[Page and application data records]
+ + + + +

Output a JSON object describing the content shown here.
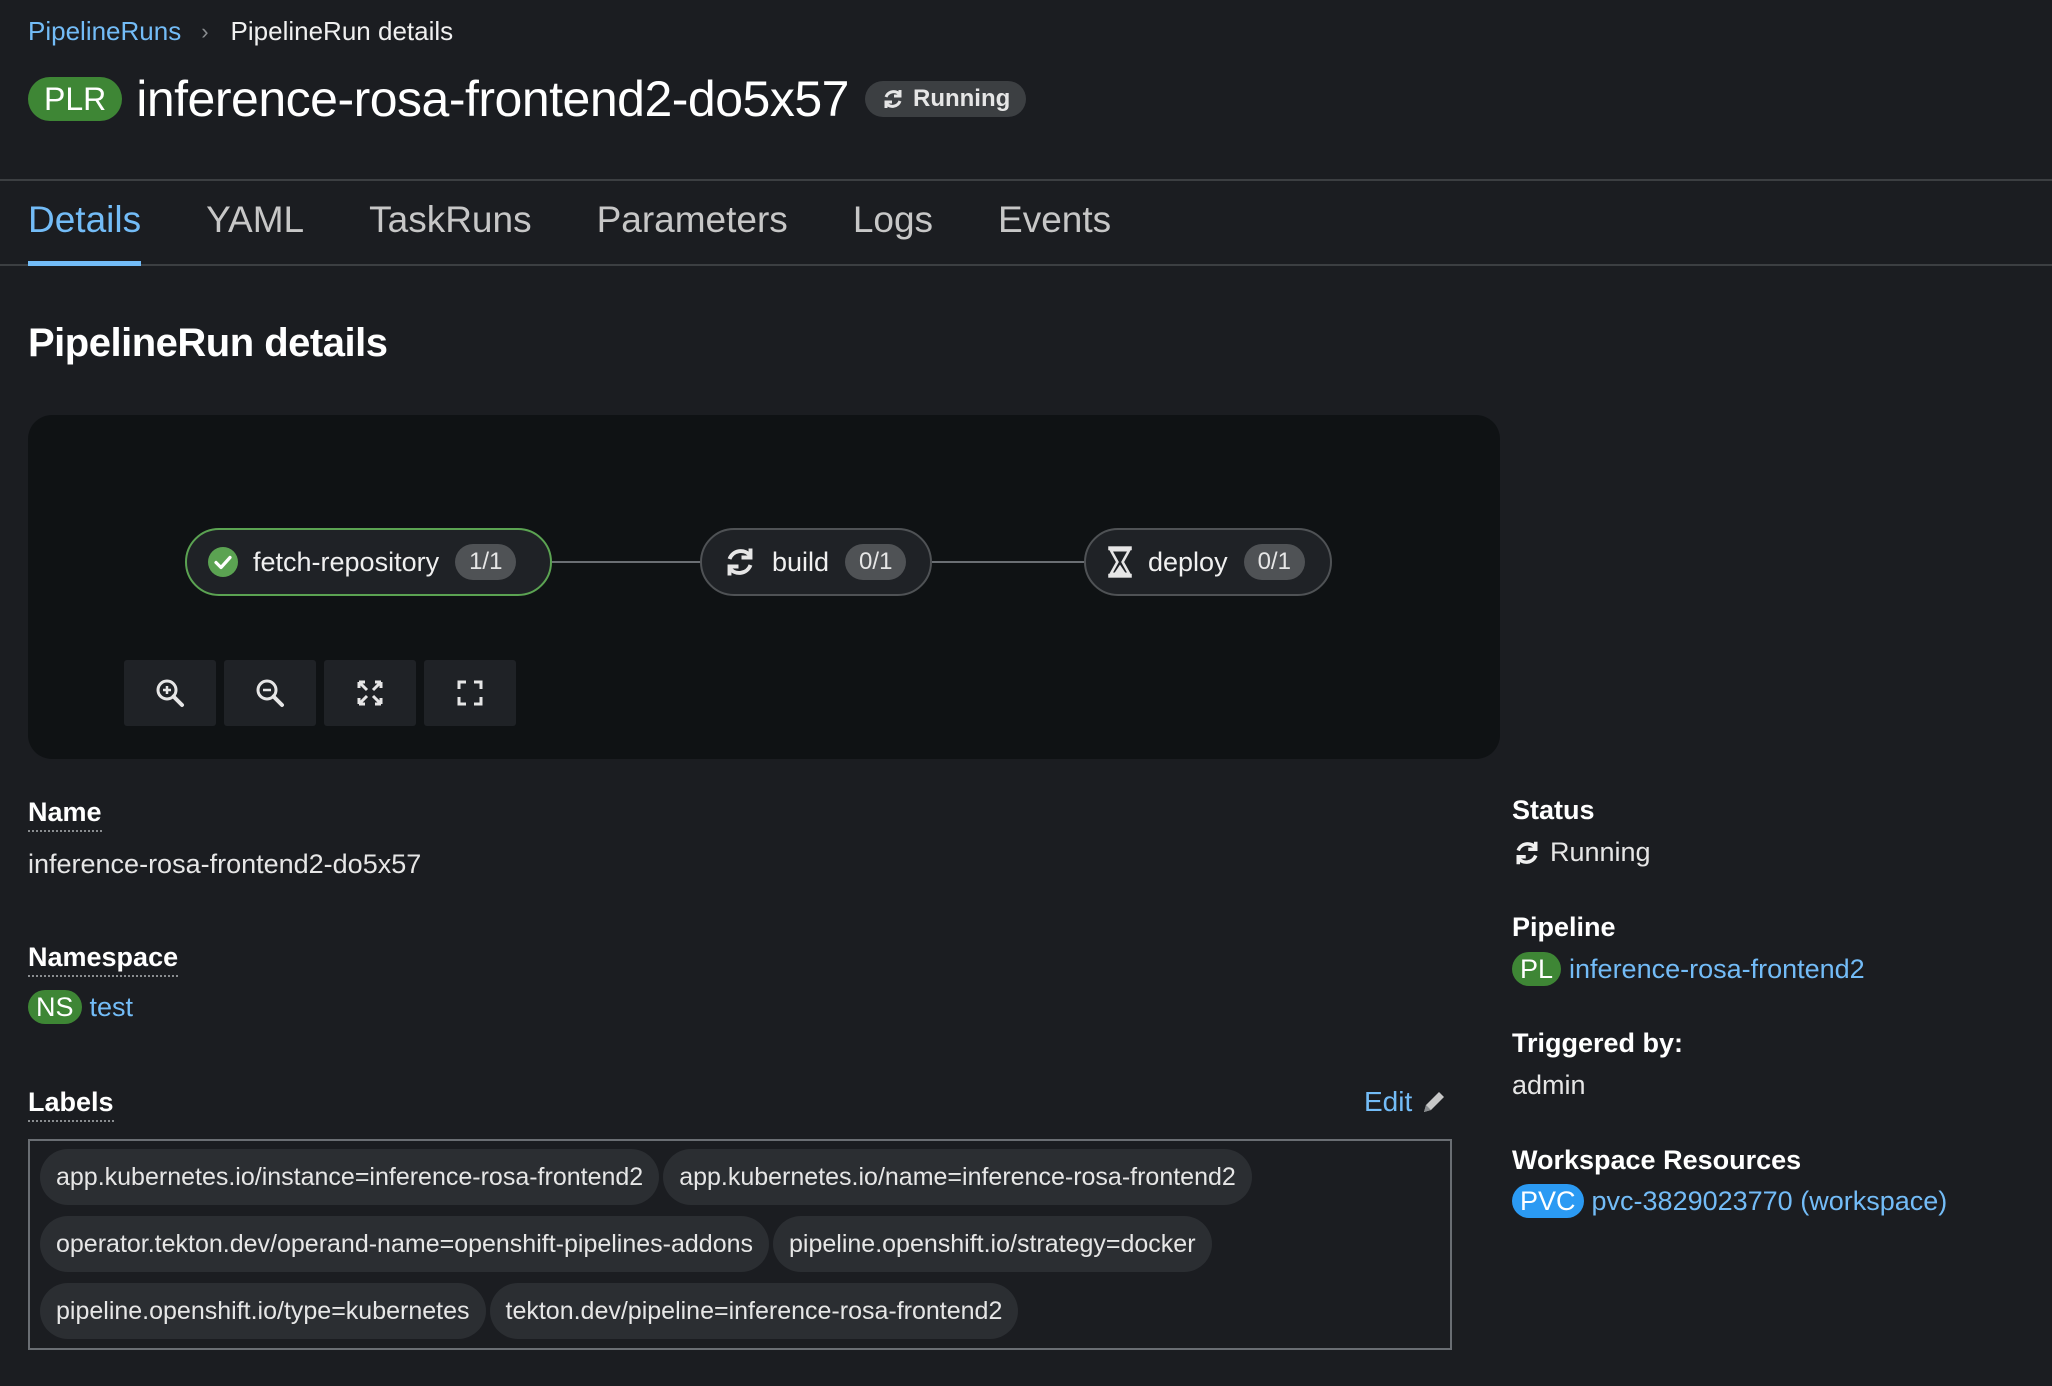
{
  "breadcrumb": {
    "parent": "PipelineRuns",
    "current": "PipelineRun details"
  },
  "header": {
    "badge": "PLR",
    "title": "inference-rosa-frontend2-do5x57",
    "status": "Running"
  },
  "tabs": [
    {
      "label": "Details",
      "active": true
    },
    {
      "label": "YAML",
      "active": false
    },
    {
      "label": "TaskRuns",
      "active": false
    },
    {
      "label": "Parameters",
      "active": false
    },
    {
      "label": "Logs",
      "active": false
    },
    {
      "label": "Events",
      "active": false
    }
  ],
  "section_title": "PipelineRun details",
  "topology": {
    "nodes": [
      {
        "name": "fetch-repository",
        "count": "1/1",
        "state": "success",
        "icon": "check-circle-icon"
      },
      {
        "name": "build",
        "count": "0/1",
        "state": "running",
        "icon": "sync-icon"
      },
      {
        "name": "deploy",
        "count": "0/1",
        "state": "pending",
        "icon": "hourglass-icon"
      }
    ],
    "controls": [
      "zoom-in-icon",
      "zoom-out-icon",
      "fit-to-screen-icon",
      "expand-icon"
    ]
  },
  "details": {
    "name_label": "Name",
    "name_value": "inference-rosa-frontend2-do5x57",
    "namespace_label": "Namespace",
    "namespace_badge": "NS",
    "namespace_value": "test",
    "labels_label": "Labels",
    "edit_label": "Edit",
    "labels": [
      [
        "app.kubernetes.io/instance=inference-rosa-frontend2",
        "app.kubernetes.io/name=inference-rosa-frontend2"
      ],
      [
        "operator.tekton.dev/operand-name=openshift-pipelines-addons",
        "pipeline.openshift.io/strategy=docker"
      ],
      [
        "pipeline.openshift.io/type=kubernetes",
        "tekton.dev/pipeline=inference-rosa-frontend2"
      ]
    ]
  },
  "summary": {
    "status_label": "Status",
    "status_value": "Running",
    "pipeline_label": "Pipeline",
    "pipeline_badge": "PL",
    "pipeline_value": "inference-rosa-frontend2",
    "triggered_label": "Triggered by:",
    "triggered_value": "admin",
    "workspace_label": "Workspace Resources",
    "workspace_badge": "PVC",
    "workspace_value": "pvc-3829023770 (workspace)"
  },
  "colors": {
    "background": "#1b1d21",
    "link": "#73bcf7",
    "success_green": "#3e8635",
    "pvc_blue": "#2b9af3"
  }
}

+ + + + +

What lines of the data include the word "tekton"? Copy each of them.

        "operator.tekton.dev/operand-name=openshift-pipelines-addons",
        "tekton.dev/pipeline=inference-rosa-frontend2"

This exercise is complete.